_PROBLEM DETAILS_: Go through the records below and tally the lines that include "supported". Answer with the number only.

-------- LISTED RECORDS

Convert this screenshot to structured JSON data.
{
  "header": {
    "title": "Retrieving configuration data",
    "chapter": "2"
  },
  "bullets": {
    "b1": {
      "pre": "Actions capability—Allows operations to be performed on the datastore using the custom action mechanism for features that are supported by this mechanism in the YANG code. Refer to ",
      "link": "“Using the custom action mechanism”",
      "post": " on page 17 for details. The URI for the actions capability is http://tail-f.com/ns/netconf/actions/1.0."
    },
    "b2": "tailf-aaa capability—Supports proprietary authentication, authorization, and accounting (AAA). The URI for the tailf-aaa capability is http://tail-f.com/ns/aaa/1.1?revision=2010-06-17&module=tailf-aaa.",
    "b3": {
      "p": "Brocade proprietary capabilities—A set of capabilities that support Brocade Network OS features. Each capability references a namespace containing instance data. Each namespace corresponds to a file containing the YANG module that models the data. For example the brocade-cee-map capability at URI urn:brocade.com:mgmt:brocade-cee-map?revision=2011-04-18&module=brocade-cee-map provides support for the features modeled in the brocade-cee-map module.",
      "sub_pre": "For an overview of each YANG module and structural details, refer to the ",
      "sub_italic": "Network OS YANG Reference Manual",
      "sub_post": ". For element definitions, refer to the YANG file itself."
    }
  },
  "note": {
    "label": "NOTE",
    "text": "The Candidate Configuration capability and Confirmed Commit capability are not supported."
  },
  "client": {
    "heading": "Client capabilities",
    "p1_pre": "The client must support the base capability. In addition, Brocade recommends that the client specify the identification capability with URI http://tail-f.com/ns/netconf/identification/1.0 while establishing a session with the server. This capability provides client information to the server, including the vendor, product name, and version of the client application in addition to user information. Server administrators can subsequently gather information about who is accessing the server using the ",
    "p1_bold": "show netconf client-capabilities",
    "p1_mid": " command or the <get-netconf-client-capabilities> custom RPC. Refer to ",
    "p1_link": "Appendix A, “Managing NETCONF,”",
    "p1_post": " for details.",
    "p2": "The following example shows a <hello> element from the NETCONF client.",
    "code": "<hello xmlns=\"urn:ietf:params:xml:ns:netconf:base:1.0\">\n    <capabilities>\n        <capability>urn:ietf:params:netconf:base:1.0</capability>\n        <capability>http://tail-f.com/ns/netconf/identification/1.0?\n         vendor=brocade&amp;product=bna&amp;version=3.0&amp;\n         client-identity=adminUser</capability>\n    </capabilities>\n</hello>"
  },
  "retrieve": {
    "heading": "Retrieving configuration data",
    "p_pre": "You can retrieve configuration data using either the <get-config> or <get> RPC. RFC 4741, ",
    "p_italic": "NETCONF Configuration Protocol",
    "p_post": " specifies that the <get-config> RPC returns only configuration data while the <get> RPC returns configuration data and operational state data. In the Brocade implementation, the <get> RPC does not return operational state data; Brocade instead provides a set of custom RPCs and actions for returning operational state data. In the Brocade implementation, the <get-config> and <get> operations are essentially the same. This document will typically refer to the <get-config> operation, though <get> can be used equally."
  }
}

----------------

_RESPONSE_: 2